What the exercise asks:
In the data below, locate each line with the word "JSON" and list it.

Data records:
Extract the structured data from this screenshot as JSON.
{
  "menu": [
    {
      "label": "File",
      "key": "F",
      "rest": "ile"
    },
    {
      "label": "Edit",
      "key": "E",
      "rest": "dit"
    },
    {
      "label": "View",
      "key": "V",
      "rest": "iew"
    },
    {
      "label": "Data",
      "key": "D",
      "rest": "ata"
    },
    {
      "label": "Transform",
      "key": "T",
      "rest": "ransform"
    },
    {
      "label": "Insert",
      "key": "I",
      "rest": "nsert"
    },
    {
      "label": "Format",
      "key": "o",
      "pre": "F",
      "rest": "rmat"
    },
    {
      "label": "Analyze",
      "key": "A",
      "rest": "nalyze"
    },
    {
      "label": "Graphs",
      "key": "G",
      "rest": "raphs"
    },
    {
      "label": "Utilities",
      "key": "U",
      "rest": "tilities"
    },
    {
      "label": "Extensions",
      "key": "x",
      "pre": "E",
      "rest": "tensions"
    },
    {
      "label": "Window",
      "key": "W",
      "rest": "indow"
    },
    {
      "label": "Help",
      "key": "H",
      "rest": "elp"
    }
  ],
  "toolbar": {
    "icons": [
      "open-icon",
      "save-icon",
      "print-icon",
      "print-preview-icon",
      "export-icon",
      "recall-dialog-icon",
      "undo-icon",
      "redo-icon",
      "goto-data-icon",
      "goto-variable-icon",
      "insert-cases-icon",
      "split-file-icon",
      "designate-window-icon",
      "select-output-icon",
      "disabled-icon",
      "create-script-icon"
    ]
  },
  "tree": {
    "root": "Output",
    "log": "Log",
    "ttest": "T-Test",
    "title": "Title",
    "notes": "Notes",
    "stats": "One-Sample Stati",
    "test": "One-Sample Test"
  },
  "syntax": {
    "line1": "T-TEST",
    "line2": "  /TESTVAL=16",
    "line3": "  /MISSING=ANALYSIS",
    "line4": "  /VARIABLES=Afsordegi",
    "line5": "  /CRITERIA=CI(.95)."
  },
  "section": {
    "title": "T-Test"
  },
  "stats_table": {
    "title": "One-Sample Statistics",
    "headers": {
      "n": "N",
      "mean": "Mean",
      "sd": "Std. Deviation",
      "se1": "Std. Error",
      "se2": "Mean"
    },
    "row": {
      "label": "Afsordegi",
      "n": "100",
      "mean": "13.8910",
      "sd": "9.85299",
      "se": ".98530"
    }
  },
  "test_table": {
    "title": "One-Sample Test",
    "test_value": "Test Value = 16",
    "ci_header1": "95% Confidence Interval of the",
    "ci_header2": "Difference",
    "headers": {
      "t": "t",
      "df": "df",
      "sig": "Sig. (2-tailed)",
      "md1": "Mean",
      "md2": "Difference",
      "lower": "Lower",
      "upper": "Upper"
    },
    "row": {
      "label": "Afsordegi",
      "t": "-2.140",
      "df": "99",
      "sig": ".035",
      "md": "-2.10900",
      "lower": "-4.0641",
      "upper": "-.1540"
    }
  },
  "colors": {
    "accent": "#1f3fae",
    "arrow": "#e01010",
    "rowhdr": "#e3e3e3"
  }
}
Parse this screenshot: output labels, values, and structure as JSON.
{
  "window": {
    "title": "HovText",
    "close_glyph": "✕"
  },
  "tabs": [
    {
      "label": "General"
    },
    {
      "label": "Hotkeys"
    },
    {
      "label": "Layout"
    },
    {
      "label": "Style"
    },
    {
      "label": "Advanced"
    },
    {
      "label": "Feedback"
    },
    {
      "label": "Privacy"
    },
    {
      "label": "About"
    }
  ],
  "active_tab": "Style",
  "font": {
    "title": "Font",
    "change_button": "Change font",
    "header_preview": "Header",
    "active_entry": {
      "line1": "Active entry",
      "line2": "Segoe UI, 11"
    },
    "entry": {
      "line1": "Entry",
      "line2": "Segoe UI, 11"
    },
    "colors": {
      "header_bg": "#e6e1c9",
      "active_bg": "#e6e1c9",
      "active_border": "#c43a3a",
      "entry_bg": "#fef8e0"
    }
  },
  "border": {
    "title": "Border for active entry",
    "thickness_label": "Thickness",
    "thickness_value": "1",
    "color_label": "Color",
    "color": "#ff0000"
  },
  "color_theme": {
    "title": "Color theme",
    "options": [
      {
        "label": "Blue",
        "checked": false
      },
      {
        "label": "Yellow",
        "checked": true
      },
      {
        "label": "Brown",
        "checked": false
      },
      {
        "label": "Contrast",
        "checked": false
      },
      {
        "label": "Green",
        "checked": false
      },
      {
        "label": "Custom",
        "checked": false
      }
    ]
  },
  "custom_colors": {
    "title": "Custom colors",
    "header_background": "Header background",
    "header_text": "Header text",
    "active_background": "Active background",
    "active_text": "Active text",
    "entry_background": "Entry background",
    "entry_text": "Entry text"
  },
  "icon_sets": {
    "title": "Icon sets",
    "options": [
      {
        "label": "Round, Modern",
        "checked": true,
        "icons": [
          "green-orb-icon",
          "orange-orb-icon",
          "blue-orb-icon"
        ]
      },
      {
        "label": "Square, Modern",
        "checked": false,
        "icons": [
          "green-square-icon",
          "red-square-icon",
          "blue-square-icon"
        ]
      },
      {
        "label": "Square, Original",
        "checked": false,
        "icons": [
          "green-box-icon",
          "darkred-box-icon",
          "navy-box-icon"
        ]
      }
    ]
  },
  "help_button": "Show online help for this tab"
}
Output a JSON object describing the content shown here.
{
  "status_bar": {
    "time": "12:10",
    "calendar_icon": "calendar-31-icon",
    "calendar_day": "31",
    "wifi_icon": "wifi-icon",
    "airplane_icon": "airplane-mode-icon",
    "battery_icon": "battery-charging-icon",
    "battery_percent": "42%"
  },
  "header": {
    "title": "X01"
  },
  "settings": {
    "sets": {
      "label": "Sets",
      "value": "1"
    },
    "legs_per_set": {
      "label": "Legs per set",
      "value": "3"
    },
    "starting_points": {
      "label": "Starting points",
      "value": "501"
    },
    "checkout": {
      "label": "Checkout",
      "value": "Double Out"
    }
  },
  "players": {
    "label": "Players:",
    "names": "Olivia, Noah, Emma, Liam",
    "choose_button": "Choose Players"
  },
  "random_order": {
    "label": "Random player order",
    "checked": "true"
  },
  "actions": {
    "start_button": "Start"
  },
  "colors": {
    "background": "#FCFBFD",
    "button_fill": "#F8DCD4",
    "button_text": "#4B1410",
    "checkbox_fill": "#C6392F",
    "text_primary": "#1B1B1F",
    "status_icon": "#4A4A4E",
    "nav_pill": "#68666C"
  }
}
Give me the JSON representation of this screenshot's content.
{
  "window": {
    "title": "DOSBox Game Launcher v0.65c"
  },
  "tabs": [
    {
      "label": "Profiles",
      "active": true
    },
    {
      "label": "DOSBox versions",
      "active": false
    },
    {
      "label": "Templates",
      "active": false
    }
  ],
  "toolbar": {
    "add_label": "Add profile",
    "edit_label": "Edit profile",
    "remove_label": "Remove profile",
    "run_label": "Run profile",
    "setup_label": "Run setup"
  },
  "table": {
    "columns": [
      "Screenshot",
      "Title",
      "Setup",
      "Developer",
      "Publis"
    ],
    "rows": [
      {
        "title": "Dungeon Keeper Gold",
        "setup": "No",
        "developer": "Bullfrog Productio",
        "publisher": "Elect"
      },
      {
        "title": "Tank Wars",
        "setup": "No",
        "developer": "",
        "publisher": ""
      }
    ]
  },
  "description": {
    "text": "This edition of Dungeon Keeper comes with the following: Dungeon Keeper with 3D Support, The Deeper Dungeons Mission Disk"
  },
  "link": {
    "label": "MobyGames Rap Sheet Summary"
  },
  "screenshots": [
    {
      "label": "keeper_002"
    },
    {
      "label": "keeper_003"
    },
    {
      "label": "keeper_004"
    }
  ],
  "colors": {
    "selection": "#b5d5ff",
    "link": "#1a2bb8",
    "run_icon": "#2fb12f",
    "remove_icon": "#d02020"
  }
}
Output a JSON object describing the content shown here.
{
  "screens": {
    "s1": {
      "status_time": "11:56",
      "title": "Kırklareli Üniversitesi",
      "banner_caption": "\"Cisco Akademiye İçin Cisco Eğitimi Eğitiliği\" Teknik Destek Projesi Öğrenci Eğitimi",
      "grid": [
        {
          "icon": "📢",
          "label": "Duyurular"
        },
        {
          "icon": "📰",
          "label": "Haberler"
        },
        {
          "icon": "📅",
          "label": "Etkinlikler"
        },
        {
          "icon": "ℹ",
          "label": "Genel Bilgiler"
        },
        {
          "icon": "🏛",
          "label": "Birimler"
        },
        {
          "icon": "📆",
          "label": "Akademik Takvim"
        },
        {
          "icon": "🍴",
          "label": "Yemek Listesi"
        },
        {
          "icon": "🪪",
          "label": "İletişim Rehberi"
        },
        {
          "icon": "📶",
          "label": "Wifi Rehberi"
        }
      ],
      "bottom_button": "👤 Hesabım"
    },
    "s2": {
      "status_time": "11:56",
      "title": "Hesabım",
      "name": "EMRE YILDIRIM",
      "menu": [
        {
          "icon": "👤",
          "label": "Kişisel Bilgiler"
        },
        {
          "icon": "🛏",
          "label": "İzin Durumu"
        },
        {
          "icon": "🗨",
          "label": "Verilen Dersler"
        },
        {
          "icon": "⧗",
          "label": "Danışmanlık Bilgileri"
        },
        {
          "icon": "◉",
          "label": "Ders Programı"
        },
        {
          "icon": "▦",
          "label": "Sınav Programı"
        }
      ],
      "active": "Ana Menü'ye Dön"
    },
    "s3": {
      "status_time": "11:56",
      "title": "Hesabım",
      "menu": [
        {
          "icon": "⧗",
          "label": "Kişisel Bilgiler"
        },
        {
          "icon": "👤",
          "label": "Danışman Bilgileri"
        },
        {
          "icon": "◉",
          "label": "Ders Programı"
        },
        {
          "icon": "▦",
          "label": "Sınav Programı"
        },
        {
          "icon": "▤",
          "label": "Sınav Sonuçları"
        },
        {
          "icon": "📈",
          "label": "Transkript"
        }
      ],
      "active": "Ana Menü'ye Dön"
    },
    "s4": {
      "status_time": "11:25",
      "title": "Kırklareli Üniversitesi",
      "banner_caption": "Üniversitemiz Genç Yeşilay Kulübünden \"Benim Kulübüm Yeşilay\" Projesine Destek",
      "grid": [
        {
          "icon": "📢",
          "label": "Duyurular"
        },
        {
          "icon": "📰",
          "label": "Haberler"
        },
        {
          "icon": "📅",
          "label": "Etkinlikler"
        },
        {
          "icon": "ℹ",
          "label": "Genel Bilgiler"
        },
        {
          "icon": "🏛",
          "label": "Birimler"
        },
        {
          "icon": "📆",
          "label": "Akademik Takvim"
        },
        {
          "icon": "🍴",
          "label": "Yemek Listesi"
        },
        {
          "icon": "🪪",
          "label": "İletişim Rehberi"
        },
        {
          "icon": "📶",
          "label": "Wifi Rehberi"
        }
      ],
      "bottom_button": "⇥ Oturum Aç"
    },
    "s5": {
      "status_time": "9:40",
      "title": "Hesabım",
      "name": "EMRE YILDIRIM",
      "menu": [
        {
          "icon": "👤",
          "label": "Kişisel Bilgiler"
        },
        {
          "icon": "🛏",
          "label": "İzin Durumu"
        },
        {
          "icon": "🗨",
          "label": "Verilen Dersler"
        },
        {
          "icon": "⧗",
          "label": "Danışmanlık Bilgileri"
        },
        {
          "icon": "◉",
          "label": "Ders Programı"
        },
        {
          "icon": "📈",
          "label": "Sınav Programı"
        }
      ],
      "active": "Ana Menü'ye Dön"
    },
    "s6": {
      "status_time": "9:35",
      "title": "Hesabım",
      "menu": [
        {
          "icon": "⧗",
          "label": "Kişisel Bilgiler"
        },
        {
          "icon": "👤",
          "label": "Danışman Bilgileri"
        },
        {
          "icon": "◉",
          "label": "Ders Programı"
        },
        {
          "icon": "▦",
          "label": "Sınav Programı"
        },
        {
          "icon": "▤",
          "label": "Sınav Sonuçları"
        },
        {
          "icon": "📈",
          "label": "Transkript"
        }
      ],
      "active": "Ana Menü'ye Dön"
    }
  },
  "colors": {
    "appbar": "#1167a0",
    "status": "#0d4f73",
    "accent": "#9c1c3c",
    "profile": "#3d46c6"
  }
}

Task output:
Extract the structured data from this screenshot as JSON.
Parse this screenshot: output labels, values, and structure as JSON.
Output a JSON object describing the content shown here.
Give me the JSON representation of this screenshot's content.
Output a JSON object describing the content shown here.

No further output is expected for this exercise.